A family of three, who have lived in Estonia as refugees for almost a year, may be lying about their origin, Police suspect. Taken in as refugees from Iraq, the family may actually be Iranian, in which case they would not be entitled to protection either, daily Postimees reported.
The case shows that despite the checks performed by Estonian officials on refugees in Greece and Turkey, nobody could be absolutely sure about the background of the people who eventually came here, the paper wrote.
Officials became suspicious when the family of three wanted to extend their residence permits. As Postimees learned, the family admitted that they were from Iran, not Iraq, as they claimed a year ago. The police are looking into whether or not the family lied about their background a year ago, or is lying now.
In Greece, the family claimed that they had come from Iraq. The family had no documents, which is not unusual with war refugees. In such a case, the origin and background of the refugee is established by means of interviews.

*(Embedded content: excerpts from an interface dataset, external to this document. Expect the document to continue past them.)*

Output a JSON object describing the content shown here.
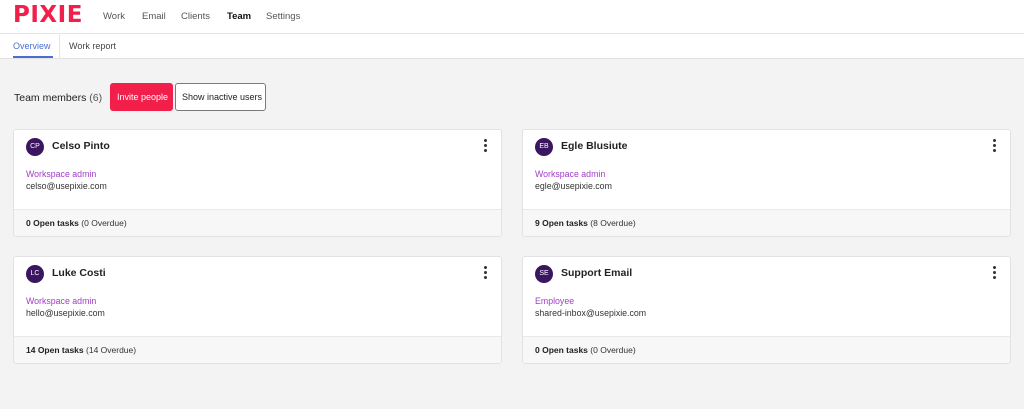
{
  "app": {
    "logo_text": "PIXIE",
    "logo_color": "#f21f4b"
  },
  "nav": {
    "items": [
      {
        "label": "Work"
      },
      {
        "label": "Email"
      },
      {
        "label": "Clients"
      },
      {
        "label": "Team",
        "active": true
      },
      {
        "label": "Settings"
      }
    ]
  },
  "subnav": {
    "tabs": [
      {
        "label": "Overview",
        "active": true
      },
      {
        "label": "Work report"
      }
    ]
  },
  "team": {
    "title": "Team members",
    "count": "(6)",
    "invite_label": "Invite people",
    "inactive_label": "Show inactive users"
  },
  "members": [
    {
      "initials": "CP",
      "name": "Celso Pinto",
      "role": "Workspace admin",
      "email": "celso@usepixie.com",
      "open_tasks": "0 Open tasks",
      "overdue": "(0 Overdue)"
    },
    {
      "initials": "EB",
      "name": "Egle Blusiute",
      "role": "Workspace admin",
      "email": "egle@usepixie.com",
      "open_tasks": "9 Open tasks",
      "overdue": "(8 Overdue)"
    },
    {
      "initials": "LC",
      "name": "Luke Costi",
      "role": "Workspace admin",
      "email": "hello@usepixie.com",
      "open_tasks": "14 Open tasks",
      "overdue": "(14 Overdue)"
    },
    {
      "initials": "SE",
      "name": "Support Email",
      "role": "Employee",
      "email": "shared-inbox@usepixie.com",
      "open_tasks": "0 Open tasks",
      "overdue": "(0 Overdue)"
    }
  ],
  "colors": {
    "accent": "#f21f4b",
    "tab_active": "#4a6fd0",
    "avatar_bg": "#3b1660",
    "role_text": "#a13cc8"
  }
}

Maige Lepp, head of the migration office at the Police and Border Guard Board (PPA), said that the international protection granted to the family a year ago was about to expire, and that a proceeding had been started to extend it. Lepp added that if it could be established that the family had lied about their origin in Greece, they could no longer be granted protection in Estonia under the EU resettlement program.
However, if they proved that they were persecuted in their home country, they would not necessarily be expelled from Estonia.
Under valid procedure, two Estonian police officers interview refugees in Greece, one of whom asks questions and the other writes down the answers. At present, the police are using a more detailed set of questions for the procedure than before.
"We made a substantial upgrade to the interviewing procedure already last spring to better detect false information with the help of additional questions," Lepp told Postimees. "As a result, some interviewees have been caught lying and they have not been admitted to Estonia."
Estonia has so far accepted 120 people under the EU relocation and resettlement plan, half of which are children. Of the people accepted by Estonia, a family of six from Iraq voluntarily returned to their home country, 31 are traveling through Europe, and two are under arrest.
Editor: Dario Cavegn